The position of the local (and not only local) HDZ functionaries was clear: not to allow any advance in Mostar until their demand for an ethnic partition of the city was met. The moment that the illusion of a unified city was accepted in Rome, so too was an illusory version of freedom of movement. Today people visit their homes and apartments with fear, knowing they cannot return to them. The return of the expelled was not positively defined in Rome, except for the central zone. Freedom of movement without the implementation of other freedoms and rights is only a cynical gesture.

A united or a partitioned city?

Often I could not but feel that the EU was satisfied with its presence in Mostar, convinced that little more could be accomplished than a cooling of guns by the use of money. My impression was that the Mostar paralysis was what some EU countries wanted.
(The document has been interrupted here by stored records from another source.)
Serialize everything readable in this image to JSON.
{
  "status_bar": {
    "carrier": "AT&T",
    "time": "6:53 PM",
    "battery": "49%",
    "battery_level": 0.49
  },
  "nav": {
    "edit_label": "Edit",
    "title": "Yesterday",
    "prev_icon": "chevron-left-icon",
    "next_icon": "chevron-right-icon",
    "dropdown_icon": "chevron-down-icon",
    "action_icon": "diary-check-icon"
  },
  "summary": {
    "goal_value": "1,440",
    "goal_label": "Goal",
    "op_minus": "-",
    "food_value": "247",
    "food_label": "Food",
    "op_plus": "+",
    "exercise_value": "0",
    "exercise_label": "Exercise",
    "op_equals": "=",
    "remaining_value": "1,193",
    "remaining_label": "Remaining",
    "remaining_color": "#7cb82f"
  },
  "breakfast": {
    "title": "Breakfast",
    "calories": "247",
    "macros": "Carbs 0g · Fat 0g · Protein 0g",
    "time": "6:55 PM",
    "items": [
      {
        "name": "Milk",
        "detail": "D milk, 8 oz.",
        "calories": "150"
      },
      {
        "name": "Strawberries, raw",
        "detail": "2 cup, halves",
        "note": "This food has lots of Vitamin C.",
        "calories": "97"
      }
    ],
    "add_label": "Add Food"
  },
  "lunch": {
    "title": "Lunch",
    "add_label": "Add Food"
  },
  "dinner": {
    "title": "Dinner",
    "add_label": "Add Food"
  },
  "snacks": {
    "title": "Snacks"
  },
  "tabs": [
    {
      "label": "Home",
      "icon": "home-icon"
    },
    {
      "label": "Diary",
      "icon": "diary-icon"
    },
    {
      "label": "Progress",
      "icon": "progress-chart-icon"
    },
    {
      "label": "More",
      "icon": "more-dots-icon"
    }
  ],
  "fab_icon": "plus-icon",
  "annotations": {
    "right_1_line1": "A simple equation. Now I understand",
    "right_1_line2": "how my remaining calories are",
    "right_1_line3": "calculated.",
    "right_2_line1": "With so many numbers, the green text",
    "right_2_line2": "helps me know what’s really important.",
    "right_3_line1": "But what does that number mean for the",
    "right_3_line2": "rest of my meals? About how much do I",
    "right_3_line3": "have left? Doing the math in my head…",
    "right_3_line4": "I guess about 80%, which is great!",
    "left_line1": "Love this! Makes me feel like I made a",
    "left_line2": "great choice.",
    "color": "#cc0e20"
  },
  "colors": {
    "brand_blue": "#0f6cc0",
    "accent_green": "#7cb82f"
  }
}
There was an impression of almost masochistic pleasure exhibited by the diplomats of certain European countries, as they listened to me say that there was no advance in Mostar; that despite the EU presence people could not be buried in accordance with their religion; that not a single family had managed to return to their home. If you ask a person in east Mostar what they most associate the EU with, they will say THW (Technische Hilfswerk: Technical Aid), which distributes building materials for the reconstruction of damaged and destroyed homes. After two years of its presence, the EU still has thousands of people in east Mostar living in fabricated sheds and cellars, while there are several thousand flats standing empty in west Mostar to which their owners cannot return. The city, partitioned by war and ethnic cleansing into two ethnic zones, was being rebuilt and the scars of the past war were being removed from the streets and facades; but the situation created by the war remained unchanged. A foreign journal has compared the east part of Mostar with Hiroshima and the west part with Las Vegas. After Koschnik left, I got an Administration report regarding reconstruction: the Administration had invested 60% of its budget in Hiroshima and 40% in Las Vegas. In this way east Mostar, which looks like the site of a major archaeological excavation, has become the source of an immense capital and material gain for those who destroyed it. In this way EU funds have been invested in the obstruction of the process it is supposedly promoting.
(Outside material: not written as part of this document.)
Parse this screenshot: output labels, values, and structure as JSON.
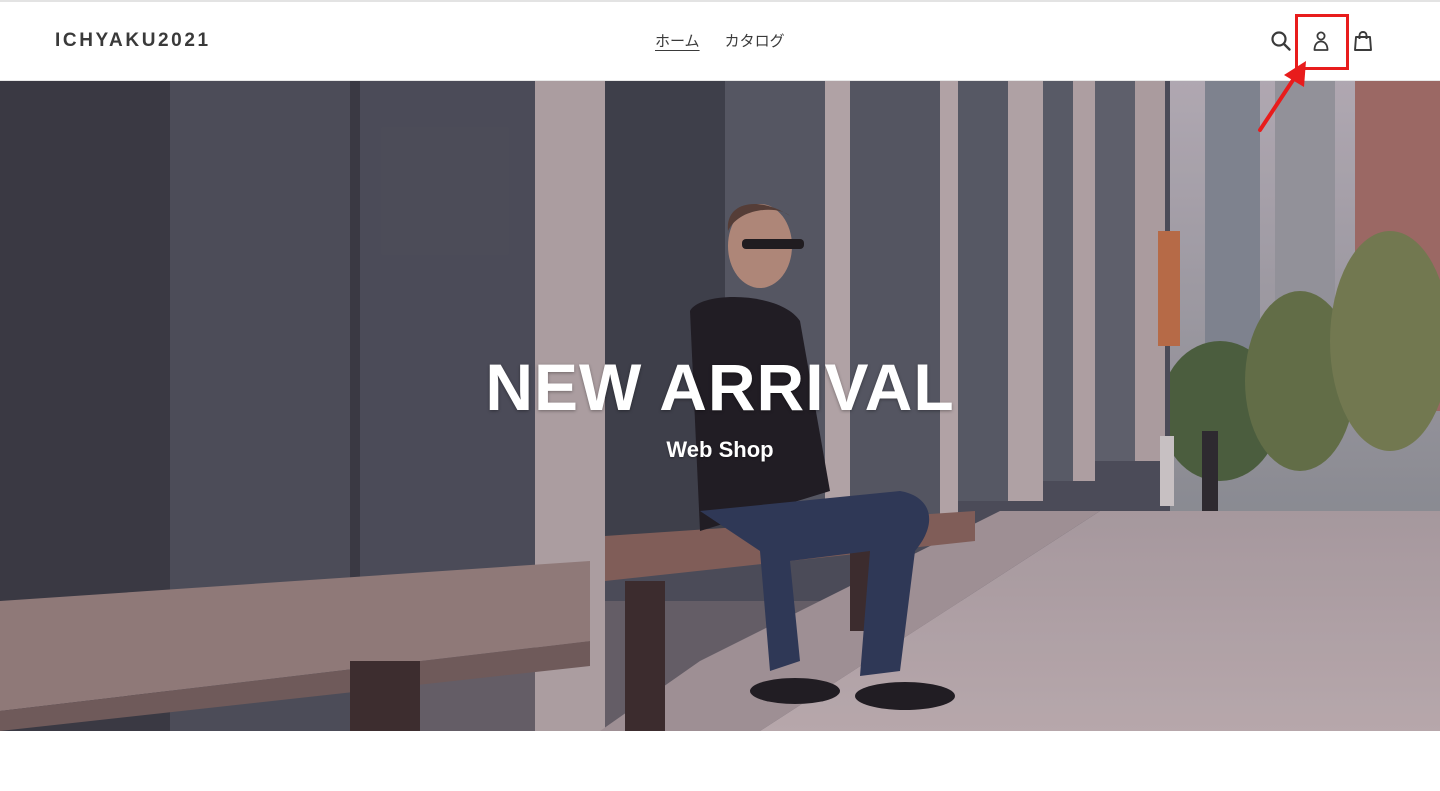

The future of Mostar remains an open question. The Rome Agreement is in crisis, as are all the agreements signed in the past about the city and the Federation. Clearly. if Mostar is to be reunited, it is necessary first to remove from political life the proponents of an ethnic partition of Bosnia-Herzegovina.

This article is from Bosnia Report